Search the material below for the word "config" and copy every line in which it occurs.

▬▬▬▬▬▬

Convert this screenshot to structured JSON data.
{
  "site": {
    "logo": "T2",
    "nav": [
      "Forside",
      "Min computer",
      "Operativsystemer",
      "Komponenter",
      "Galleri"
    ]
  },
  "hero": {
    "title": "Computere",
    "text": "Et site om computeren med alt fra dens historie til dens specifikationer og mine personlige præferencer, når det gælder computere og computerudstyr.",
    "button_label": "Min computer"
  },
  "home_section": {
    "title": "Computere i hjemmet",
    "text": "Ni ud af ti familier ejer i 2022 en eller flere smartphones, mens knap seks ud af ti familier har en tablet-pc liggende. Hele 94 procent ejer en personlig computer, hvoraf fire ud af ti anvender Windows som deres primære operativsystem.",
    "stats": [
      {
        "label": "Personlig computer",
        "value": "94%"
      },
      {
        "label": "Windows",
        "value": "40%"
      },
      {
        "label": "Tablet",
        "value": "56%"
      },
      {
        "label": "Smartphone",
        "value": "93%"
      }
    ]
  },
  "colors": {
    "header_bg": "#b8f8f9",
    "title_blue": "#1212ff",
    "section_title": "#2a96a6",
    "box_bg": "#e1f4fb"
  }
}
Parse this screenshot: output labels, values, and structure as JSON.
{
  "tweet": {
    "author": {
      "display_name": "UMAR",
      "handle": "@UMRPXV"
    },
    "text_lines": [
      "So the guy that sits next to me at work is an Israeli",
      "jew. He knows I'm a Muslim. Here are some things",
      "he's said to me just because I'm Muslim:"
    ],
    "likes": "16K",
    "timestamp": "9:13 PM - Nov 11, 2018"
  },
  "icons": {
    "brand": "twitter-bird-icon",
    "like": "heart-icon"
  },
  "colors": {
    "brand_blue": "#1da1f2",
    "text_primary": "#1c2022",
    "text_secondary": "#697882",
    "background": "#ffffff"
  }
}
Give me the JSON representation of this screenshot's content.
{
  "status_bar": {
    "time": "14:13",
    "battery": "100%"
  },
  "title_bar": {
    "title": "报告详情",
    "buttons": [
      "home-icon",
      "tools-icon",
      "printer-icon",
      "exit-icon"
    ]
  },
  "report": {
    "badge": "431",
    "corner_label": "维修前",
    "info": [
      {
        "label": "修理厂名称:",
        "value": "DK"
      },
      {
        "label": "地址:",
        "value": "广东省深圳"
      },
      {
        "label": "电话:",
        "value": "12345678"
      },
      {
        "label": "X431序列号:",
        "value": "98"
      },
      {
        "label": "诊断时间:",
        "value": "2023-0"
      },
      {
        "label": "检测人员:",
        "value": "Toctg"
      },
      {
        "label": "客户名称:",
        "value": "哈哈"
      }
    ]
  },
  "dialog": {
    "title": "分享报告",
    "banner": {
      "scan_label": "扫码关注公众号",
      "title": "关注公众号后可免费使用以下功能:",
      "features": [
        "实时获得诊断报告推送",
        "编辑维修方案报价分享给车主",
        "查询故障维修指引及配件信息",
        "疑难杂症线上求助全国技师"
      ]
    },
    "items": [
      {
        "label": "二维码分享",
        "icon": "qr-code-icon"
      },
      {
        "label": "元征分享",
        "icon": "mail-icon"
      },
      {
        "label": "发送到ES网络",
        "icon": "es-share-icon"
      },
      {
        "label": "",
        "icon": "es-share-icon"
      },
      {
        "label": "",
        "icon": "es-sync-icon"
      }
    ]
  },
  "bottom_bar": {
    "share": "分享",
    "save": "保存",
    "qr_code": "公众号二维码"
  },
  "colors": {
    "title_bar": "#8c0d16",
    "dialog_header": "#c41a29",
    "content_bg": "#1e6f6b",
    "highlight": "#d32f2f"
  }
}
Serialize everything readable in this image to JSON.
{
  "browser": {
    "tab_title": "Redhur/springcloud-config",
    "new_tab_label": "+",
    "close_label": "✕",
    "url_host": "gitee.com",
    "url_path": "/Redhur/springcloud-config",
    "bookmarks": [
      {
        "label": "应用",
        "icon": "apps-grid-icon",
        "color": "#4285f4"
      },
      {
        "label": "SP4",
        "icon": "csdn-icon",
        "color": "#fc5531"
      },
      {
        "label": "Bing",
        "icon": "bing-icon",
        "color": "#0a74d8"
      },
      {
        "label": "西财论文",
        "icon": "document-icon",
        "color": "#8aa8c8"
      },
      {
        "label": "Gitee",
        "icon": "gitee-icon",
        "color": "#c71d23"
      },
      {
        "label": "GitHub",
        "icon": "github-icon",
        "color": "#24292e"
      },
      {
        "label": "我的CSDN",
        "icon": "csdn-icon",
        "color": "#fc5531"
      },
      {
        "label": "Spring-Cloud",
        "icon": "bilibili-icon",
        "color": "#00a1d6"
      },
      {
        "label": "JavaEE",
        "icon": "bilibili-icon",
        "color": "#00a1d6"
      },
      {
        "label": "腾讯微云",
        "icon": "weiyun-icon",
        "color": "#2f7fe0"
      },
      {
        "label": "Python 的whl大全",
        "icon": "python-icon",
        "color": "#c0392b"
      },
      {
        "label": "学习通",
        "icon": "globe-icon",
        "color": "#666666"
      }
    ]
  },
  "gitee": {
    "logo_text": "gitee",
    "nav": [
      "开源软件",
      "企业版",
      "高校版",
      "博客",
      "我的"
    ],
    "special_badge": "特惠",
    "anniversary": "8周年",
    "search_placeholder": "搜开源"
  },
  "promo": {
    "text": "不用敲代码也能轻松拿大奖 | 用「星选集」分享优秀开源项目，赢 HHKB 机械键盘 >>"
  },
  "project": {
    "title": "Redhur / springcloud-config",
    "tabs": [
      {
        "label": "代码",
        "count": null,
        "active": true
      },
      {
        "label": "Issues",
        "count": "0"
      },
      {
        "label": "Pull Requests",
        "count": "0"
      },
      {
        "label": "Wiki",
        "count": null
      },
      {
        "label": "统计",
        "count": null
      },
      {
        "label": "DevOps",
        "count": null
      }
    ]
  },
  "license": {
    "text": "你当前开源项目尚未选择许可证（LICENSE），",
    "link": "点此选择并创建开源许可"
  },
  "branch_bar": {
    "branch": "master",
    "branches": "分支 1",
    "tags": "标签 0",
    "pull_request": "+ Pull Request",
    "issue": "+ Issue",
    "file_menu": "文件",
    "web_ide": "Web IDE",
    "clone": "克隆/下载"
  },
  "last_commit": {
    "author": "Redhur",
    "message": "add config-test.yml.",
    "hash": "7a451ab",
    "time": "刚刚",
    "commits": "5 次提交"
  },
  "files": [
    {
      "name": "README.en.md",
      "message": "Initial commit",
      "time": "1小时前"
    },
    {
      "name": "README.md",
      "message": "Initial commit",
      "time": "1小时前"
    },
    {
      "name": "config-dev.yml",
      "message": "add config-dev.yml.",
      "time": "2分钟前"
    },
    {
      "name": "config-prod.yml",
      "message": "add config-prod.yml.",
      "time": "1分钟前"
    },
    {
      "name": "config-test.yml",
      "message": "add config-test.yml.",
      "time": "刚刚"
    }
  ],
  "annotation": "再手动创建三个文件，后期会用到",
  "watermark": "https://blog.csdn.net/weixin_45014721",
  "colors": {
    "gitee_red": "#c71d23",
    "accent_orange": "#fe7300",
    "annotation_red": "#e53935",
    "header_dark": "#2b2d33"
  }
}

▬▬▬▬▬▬

→ Exercise answer
    "tab_title": "Redhur/springcloud-config",
    "url_path": "/Redhur/springcloud-config",
    "title": "Redhur / springcloud-config",
    "message": "add config-test.yml.",
      "name": "config-dev.yml",
      "message": "add config-dev.yml.",
      "name": "config-prod.yml",
      "message": "add config-prod.yml.",
      "name": "config-test.yml",
      "message": "add config-test.yml.",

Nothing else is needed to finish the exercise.